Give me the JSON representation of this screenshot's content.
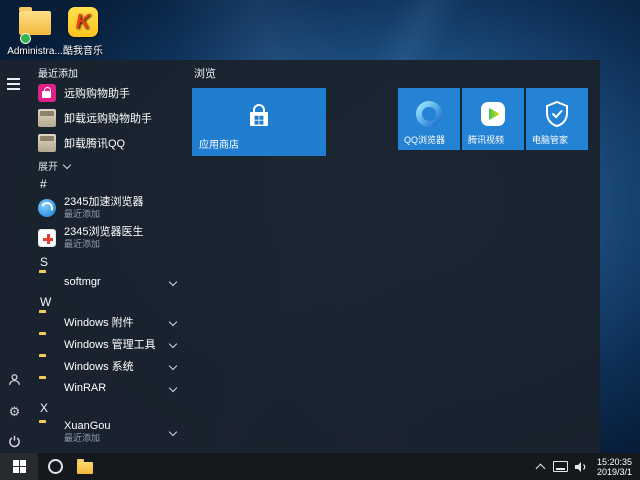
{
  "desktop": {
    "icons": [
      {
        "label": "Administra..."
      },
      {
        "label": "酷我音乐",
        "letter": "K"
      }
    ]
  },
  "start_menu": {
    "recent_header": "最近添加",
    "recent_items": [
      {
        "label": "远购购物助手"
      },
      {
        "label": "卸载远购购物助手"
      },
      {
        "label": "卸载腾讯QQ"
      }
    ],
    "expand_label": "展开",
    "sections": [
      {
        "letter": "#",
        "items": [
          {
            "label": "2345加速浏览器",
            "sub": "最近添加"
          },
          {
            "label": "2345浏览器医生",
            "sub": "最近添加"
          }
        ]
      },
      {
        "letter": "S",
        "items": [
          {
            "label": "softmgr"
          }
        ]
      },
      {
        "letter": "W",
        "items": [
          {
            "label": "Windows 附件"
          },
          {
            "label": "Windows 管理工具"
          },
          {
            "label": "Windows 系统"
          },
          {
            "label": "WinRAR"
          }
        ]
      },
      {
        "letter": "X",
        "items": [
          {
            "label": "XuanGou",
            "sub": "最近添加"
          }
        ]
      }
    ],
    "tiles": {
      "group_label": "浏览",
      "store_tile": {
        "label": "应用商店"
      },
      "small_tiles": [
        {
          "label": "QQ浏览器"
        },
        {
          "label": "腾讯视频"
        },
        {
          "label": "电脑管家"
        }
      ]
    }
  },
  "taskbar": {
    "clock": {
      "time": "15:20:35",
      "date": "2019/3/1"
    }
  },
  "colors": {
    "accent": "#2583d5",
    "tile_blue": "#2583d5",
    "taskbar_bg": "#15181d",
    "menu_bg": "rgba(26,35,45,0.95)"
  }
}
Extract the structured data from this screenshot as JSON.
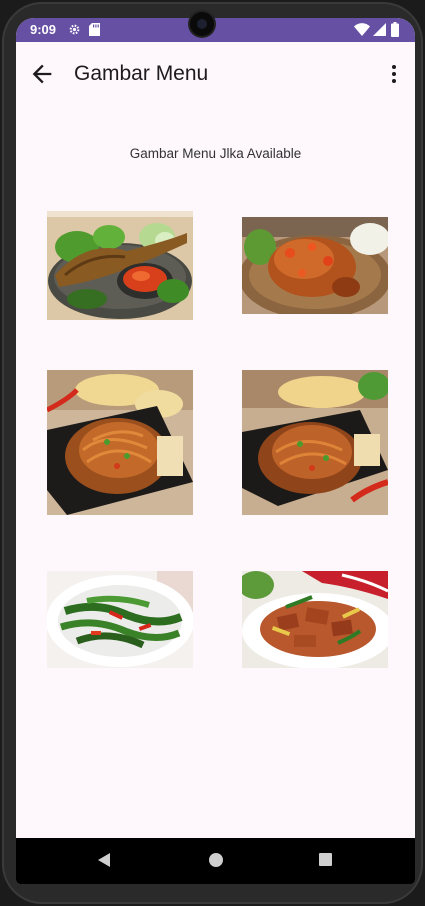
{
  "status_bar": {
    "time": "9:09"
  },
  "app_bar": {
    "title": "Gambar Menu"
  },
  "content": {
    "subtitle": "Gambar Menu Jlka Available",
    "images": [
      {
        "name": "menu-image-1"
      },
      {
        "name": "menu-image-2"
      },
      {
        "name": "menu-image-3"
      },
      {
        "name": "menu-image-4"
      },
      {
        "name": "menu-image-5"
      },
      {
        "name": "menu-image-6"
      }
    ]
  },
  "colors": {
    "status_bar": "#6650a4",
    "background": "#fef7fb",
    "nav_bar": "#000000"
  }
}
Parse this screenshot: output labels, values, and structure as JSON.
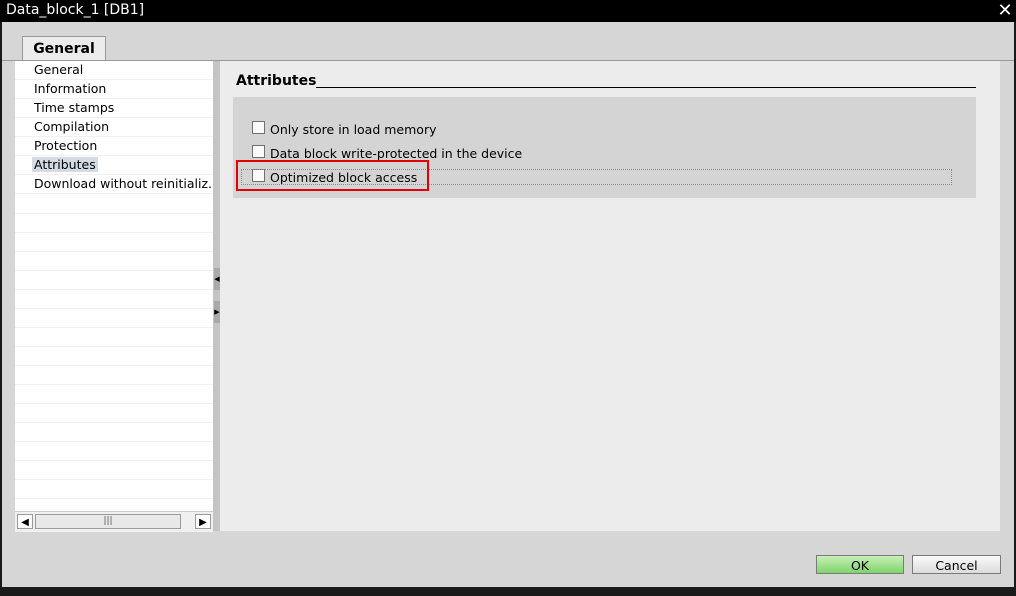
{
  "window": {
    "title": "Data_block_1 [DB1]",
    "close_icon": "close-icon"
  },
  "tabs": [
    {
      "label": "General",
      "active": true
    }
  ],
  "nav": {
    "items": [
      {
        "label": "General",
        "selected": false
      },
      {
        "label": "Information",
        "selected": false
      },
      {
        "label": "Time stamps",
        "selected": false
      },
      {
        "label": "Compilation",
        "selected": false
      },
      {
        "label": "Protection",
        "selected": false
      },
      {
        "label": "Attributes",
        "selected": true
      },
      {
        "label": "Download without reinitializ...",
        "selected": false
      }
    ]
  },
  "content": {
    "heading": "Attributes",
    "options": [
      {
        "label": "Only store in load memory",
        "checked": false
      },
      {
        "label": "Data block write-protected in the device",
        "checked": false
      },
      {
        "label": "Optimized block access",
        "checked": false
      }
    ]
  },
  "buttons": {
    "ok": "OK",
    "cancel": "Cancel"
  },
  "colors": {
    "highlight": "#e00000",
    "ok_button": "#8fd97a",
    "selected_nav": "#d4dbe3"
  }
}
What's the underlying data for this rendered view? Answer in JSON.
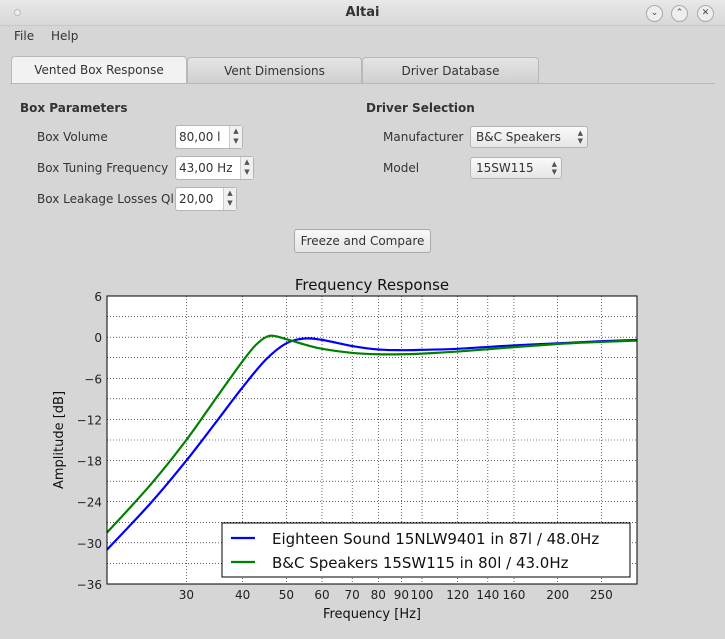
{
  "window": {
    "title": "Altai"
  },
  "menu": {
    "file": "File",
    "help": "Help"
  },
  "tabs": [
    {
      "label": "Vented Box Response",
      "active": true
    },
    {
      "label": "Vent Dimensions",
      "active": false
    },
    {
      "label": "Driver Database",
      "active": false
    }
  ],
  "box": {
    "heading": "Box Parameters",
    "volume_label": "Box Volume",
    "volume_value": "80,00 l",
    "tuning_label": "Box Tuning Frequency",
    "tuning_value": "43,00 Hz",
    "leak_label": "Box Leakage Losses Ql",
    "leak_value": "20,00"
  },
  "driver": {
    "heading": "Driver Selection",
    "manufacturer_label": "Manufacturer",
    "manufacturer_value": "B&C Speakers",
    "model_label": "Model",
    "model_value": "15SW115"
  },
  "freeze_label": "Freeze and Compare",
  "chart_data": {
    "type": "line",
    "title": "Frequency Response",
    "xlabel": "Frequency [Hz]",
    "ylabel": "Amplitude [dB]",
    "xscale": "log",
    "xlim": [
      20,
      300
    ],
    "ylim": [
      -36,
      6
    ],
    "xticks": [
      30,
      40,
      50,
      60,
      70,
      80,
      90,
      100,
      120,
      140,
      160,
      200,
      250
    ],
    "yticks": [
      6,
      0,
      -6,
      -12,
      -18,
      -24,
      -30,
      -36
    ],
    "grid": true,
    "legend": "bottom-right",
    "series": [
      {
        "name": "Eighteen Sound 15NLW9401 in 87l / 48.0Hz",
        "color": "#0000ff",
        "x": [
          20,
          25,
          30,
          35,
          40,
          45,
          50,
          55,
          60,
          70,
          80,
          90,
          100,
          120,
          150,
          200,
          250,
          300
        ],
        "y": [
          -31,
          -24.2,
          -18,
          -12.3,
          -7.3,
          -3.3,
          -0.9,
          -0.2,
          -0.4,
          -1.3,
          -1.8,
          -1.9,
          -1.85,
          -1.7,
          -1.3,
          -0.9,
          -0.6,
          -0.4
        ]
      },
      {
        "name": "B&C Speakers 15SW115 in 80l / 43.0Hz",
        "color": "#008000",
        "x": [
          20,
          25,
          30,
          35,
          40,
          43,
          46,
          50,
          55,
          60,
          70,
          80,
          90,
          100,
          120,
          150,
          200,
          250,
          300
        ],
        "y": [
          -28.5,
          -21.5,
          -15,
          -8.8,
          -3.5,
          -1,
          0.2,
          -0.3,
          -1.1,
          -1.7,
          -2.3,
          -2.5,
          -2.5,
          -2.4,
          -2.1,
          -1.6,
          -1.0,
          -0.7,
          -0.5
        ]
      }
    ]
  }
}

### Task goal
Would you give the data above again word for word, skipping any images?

### The answer
Give me the JSON representation of this screenshot's content.
{
  "desktop": {
    "icons": [
      {
        "label": "Administra..."
      },
      {
        "label": "酷我音乐",
        "letter": "K"
      }
    ]
  },
  "start_menu": {
    "recent_header": "最近添加",
    "recent_items": [
      {
        "label": "远购购物助手"
      },
      {
        "label": "卸载远购购物助手"
      },
      {
        "label": "卸载腾讯QQ"
      }
    ],
    "expand_label": "展开",
    "sections": [
      {
        "letter": "#",
        "items": [
          {
            "label": "2345加速浏览器",
            "sub": "最近添加"
          },
          {
            "label": "2345浏览器医生",
            "sub": "最近添加"
          }
        ]
      },
      {
        "letter": "S",
        "items": [
          {
            "label": "softmgr"
          }
        ]
      },
      {
        "letter": "W",
        "items": [
          {
            "label": "Windows 附件"
          },
          {
            "label": "Windows 管理工具"
          },
          {
            "label": "Windows 系统"
          },
          {
            "label": "WinRAR"
          }
        ]
      },
      {
        "letter": "X",
        "items": [
          {
            "label": "XuanGou",
            "sub": "最近添加"
          }
        ]
      }
    ],
    "tiles": {
      "group_label": "浏览",
      "store_tile": {
        "label": "应用商店"
      },
      "small_tiles": [
        {
          "label": "QQ浏览器"
        },
        {
          "label": "腾讯视频"
        },
        {
          "label": "电脑管家"
        }
      ]
    }
  },
  "taskbar": {
    "clock": {
      "time": "15:20:35",
      "date": "2019/3/1"
    }
  },
  "colors": {
    "accent": "#2583d5",
    "tile_blue": "#2583d5",
    "taskbar_bg": "#15181d",
    "menu_bg": "rgba(26,35,45,0.95)"
  }
}
Extract the structured data from this screenshot as JSON.
{
  "status_bar": {
    "time": "9:09"
  },
  "app_bar": {
    "title": "Gambar Menu"
  },
  "content": {
    "subtitle": "Gambar Menu Jlka Available",
    "images": [
      {
        "name": "menu-image-1"
      },
      {
        "name": "menu-image-2"
      },
      {
        "name": "menu-image-3"
      },
      {
        "name": "menu-image-4"
      },
      {
        "name": "menu-image-5"
      },
      {
        "name": "menu-image-6"
      }
    ]
  },
  "colors": {
    "status_bar": "#6650a4",
    "background": "#fef7fb",
    "nav_bar": "#000000"
  }
}
Parse this screenshot: output labels, values, and structure as JSON.
{
  "window": {
    "title": "Data_block_1 [DB1]",
    "close_icon": "close-icon"
  },
  "tabs": [
    {
      "label": "General",
      "active": true
    }
  ],
  "nav": {
    "items": [
      {
        "label": "General",
        "selected": false
      },
      {
        "label": "Information",
        "selected": false
      },
      {
        "label": "Time stamps",
        "selected": false
      },
      {
        "label": "Compilation",
        "selected": false
      },
      {
        "label": "Protection",
        "selected": false
      },
      {
        "label": "Attributes",
        "selected": true
      },
      {
        "label": "Download without reinitializ...",
        "selected": false
      }
    ]
  },
  "content": {
    "heading": "Attributes",
    "options": [
      {
        "label": "Only store in load memory",
        "checked": false
      },
      {
        "label": "Data block write-protected in the device",
        "checked": false
      },
      {
        "label": "Optimized block access",
        "checked": false
      }
    ]
  },
  "buttons": {
    "ok": "OK",
    "cancel": "Cancel"
  },
  "colors": {
    "highlight": "#e00000",
    "ok_button": "#8fd97a",
    "selected_nav": "#d4dbe3"
  }
}
What's the underlying data for this rendered view? Answer in JSON.
{
  "window": {
    "title": "Altai"
  },
  "menu": {
    "file": "File",
    "help": "Help"
  },
  "tabs": [
    {
      "label": "Vented Box Response",
      "active": true
    },
    {
      "label": "Vent Dimensions",
      "active": false
    },
    {
      "label": "Driver Database",
      "active": false
    }
  ],
  "box": {
    "heading": "Box Parameters",
    "volume_label": "Box Volume",
    "volume_value": "80,00 l",
    "tuning_label": "Box Tuning Frequency",
    "tuning_value": "43,00 Hz",
    "leak_label": "Box Leakage Losses Ql",
    "leak_value": "20,00"
  },
  "driver": {
    "heading": "Driver Selection",
    "manufacturer_label": "Manufacturer",
    "manufacturer_value": "B&C Speakers",
    "model_label": "Model",
    "model_value": "15SW115"
  },
  "freeze_label": "Freeze and Compare",
  "chart_data": {
    "type": "line",
    "title": "Frequency Response",
    "xlabel": "Frequency [Hz]",
    "ylabel": "Amplitude [dB]",
    "xscale": "log",
    "xlim": [
      20,
      300
    ],
    "ylim": [
      -36,
      6
    ],
    "xticks": [
      30,
      40,
      50,
      60,
      70,
      80,
      90,
      100,
      120,
      140,
      160,
      200,
      250
    ],
    "yticks": [
      6,
      0,
      -6,
      -12,
      -18,
      -24,
      -30,
      -36
    ],
    "grid": true,
    "legend": "bottom-right",
    "series": [
      {
        "name": "Eighteen Sound 15NLW9401 in 87l / 48.0Hz",
        "color": "#0000ff",
        "x": [
          20,
          25,
          30,
          35,
          40,
          45,
          50,
          55,
          60,
          70,
          80,
          90,
          100,
          120,
          150,
          200,
          250,
          300
        ],
        "y": [
          -31,
          -24.2,
          -18,
          -12.3,
          -7.3,
          -3.3,
          -0.9,
          -0.2,
          -0.4,
          -1.3,
          -1.8,
          -1.9,
          -1.85,
          -1.7,
          -1.3,
          -0.9,
          -0.6,
          -0.4
        ]
      },
      {
        "name": "B&C Speakers 15SW115 in 80l / 43.0Hz",
        "color": "#008000",
        "x": [
          20,
          25,
          30,
          35,
          40,
          43,
          46,
          50,
          55,
          60,
          70,
          80,
          90,
          100,
          120,
          150,
          200,
          250,
          300
        ],
        "y": [
          -28.5,
          -21.5,
          -15,
          -8.8,
          -3.5,
          -1,
          0.2,
          -0.3,
          -1.1,
          -1.7,
          -2.3,
          -2.5,
          -2.5,
          -2.4,
          -2.1,
          -1.6,
          -1.0,
          -0.7,
          -0.5
        ]
      }
    ]
  }
}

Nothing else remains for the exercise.